Do any lines in the data below contain "this"? If so, copy every one of them.

THE INPUT START

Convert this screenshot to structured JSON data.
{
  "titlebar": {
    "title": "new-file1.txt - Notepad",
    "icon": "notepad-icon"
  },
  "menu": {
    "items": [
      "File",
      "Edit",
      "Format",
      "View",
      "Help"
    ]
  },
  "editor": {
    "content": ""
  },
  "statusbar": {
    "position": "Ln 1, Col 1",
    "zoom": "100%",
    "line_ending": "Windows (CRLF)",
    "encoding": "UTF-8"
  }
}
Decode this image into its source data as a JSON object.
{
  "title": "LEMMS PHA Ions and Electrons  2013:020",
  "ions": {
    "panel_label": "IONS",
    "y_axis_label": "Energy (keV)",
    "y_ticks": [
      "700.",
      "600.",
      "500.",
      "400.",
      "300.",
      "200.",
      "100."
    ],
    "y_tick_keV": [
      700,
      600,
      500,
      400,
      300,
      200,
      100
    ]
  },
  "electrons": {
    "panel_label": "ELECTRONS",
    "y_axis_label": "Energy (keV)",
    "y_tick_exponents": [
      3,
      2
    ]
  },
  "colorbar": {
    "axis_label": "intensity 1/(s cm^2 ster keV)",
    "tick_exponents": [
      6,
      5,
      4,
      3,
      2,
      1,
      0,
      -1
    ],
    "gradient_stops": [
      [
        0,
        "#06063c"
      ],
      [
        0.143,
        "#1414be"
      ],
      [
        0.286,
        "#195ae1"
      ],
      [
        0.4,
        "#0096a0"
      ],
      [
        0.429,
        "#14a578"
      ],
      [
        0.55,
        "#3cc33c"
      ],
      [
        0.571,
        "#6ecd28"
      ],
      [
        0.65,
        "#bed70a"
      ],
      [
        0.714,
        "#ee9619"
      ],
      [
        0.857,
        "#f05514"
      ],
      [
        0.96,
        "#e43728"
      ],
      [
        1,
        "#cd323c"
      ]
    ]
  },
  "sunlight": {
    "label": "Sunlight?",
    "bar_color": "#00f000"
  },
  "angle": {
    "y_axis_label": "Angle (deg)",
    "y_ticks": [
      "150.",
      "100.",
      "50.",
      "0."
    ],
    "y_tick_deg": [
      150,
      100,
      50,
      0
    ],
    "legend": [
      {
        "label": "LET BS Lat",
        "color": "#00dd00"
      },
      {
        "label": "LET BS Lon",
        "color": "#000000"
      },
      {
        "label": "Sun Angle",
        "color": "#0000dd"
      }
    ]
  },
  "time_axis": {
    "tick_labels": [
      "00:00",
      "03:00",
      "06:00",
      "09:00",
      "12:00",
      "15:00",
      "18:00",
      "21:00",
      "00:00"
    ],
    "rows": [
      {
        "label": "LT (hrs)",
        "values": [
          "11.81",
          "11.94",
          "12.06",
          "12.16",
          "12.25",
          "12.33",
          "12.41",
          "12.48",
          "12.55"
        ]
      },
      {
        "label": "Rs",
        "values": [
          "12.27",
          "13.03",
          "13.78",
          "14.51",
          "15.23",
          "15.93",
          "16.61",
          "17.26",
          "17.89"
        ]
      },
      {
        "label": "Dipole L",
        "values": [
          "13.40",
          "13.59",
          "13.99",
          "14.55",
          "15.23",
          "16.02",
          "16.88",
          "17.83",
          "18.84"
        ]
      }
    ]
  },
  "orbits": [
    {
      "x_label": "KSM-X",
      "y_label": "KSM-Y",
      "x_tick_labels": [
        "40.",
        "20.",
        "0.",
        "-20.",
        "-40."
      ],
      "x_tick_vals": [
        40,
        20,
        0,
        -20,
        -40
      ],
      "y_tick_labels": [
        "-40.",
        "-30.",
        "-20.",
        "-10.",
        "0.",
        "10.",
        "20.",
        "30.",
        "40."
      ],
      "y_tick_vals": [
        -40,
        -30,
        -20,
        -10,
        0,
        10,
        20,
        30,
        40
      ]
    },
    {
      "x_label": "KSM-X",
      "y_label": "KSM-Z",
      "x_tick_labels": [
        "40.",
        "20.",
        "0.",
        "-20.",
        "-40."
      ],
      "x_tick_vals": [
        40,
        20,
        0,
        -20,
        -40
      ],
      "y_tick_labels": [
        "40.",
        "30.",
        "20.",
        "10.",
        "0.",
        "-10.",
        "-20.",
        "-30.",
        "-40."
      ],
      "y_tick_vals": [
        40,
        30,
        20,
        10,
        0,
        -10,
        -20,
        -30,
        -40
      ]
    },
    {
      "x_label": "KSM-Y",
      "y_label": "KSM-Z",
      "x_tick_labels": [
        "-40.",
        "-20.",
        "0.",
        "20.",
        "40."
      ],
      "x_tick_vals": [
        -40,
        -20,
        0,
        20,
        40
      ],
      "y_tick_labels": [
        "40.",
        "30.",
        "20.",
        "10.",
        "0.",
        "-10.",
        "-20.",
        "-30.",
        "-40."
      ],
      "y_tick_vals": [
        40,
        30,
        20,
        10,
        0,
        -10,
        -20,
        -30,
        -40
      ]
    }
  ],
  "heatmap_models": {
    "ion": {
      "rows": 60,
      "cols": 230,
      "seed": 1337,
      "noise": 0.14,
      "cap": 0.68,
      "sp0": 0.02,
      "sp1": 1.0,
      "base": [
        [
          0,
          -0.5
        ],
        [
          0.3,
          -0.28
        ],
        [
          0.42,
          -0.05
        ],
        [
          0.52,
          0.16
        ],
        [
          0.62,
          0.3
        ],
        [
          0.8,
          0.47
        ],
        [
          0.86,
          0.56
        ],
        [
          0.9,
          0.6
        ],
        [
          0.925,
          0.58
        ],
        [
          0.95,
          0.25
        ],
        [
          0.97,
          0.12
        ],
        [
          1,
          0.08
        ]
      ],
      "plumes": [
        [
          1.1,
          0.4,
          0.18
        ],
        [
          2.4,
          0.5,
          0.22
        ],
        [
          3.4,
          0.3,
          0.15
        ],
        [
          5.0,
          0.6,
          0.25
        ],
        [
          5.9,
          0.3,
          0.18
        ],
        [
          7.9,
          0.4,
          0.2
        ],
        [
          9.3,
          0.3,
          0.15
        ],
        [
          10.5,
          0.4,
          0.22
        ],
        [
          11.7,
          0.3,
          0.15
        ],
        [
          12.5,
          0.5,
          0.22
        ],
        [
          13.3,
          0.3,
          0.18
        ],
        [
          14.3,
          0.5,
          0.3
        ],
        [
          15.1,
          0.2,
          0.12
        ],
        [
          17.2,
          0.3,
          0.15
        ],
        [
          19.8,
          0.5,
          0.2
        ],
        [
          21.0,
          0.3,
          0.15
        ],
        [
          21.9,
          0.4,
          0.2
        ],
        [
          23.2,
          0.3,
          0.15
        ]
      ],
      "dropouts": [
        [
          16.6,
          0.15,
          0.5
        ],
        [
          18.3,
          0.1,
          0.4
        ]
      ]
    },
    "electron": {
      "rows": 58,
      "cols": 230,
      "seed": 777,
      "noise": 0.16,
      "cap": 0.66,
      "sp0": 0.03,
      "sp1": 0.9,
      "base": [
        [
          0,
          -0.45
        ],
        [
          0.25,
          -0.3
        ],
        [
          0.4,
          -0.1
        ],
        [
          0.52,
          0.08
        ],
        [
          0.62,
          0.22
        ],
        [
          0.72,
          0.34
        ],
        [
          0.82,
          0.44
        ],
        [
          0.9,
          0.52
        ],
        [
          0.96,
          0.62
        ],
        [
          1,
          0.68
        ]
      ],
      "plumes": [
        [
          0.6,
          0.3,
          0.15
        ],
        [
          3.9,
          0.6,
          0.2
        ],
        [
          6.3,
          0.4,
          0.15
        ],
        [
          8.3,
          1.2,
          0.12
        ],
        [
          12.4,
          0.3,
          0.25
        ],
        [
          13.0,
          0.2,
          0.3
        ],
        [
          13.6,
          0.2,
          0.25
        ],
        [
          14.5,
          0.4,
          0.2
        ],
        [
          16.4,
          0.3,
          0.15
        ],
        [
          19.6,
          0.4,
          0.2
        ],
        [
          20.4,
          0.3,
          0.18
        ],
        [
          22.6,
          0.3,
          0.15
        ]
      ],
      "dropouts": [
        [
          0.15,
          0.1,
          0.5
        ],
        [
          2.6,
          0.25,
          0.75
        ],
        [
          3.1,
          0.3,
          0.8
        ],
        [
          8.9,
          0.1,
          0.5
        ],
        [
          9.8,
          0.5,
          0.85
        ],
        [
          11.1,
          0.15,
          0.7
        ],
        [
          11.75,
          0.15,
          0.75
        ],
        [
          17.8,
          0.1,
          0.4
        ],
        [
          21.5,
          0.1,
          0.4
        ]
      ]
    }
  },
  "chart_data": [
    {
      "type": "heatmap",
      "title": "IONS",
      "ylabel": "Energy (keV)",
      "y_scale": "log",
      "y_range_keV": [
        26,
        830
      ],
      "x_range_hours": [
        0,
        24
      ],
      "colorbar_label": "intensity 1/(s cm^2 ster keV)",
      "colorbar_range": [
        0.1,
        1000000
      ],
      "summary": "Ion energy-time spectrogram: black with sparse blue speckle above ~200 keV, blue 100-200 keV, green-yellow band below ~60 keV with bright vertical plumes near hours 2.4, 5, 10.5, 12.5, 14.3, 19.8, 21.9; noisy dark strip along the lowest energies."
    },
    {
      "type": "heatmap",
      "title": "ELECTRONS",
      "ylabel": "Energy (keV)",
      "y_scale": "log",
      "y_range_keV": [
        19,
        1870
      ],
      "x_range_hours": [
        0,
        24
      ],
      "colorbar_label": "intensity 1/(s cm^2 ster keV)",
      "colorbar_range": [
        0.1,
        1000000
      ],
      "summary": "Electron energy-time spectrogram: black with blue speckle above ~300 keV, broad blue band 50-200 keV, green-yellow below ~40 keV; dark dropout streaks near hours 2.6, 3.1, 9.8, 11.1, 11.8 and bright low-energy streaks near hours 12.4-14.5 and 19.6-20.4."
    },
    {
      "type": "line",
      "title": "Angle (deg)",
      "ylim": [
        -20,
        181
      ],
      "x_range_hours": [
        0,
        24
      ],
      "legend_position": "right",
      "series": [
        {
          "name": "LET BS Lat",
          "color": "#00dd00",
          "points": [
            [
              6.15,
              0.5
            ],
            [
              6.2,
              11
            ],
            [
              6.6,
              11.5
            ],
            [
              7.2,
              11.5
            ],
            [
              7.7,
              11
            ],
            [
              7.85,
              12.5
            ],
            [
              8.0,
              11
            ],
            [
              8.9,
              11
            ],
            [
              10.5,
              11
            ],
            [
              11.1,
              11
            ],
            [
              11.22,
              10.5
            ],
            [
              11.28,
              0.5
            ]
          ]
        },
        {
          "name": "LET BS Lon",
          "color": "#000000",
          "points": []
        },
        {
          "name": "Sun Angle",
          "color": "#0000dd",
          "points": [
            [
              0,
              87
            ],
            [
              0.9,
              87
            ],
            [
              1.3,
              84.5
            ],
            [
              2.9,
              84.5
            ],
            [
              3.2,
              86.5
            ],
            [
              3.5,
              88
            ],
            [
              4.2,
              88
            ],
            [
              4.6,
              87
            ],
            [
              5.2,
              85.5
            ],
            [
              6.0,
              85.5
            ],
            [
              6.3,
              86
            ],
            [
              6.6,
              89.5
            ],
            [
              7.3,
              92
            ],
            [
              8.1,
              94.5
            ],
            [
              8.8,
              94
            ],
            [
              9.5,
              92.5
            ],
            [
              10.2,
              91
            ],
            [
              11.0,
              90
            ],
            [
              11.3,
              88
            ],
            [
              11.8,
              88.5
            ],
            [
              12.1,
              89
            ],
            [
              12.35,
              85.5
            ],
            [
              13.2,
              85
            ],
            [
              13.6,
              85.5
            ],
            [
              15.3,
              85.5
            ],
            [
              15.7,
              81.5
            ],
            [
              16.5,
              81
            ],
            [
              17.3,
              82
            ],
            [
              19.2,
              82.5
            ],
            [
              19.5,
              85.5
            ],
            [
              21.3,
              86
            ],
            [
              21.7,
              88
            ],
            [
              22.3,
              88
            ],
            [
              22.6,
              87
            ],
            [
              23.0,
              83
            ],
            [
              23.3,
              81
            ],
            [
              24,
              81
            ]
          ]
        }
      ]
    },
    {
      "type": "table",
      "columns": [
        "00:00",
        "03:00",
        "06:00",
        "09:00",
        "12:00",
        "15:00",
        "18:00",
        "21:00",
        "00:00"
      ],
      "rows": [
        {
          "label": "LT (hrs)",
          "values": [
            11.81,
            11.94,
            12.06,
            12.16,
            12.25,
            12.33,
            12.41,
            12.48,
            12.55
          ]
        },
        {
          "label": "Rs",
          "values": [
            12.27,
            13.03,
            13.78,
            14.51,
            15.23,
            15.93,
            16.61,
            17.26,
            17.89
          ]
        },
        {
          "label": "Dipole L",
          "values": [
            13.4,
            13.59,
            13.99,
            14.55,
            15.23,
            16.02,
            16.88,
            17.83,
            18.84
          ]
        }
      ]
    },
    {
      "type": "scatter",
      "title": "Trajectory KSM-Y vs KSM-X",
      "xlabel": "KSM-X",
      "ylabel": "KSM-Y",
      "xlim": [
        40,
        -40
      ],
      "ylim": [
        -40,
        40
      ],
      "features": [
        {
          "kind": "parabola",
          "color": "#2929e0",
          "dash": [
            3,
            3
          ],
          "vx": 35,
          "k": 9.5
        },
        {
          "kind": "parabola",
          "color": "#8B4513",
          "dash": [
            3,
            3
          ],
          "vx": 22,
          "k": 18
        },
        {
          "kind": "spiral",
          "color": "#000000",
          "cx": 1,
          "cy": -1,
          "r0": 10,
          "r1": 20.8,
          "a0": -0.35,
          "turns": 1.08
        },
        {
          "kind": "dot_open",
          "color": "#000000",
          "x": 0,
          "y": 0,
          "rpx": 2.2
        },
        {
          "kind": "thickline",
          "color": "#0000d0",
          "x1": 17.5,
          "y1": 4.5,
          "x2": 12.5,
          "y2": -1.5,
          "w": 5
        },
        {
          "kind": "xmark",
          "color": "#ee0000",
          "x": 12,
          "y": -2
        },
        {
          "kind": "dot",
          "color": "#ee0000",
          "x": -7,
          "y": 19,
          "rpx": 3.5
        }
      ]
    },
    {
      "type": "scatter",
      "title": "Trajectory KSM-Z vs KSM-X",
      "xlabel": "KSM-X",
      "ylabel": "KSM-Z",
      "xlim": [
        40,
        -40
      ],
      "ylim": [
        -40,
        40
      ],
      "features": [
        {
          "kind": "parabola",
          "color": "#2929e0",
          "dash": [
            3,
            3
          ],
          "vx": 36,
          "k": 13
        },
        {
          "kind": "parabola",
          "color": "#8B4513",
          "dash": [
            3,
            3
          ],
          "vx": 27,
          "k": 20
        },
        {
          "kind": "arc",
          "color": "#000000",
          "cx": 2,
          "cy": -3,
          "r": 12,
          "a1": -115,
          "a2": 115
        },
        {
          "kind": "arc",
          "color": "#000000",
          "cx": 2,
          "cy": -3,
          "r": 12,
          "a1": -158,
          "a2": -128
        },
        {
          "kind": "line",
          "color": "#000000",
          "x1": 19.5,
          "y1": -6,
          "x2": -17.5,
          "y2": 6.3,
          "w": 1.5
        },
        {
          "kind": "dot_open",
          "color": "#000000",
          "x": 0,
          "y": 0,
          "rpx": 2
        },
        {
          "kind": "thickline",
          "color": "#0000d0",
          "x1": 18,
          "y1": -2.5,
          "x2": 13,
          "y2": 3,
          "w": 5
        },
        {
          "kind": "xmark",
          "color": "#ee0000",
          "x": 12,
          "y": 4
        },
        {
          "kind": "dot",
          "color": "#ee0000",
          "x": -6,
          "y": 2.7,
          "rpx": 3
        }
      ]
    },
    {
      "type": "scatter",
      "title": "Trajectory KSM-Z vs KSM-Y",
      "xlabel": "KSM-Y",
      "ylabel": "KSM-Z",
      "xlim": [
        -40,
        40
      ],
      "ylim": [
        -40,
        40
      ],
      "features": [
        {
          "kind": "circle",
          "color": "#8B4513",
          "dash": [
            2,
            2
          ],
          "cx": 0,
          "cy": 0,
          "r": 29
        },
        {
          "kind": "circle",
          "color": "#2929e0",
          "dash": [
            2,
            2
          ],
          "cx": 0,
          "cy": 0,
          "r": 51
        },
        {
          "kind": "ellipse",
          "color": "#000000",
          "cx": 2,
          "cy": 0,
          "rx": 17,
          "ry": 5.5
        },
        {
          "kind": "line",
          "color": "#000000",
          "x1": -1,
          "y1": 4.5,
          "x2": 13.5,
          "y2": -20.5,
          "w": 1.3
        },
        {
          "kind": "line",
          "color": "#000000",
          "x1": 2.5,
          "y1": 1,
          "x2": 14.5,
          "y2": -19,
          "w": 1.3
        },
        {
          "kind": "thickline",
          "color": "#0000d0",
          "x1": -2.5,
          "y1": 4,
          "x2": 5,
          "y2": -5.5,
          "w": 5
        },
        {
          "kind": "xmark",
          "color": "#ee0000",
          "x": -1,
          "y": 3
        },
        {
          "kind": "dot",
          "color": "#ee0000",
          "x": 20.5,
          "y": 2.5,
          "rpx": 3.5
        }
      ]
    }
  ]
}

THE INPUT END

* [WRITTEN RESPONSE]:
Convert this screenshot to structured JSON data.
Decode this image into its source data as a JSON object.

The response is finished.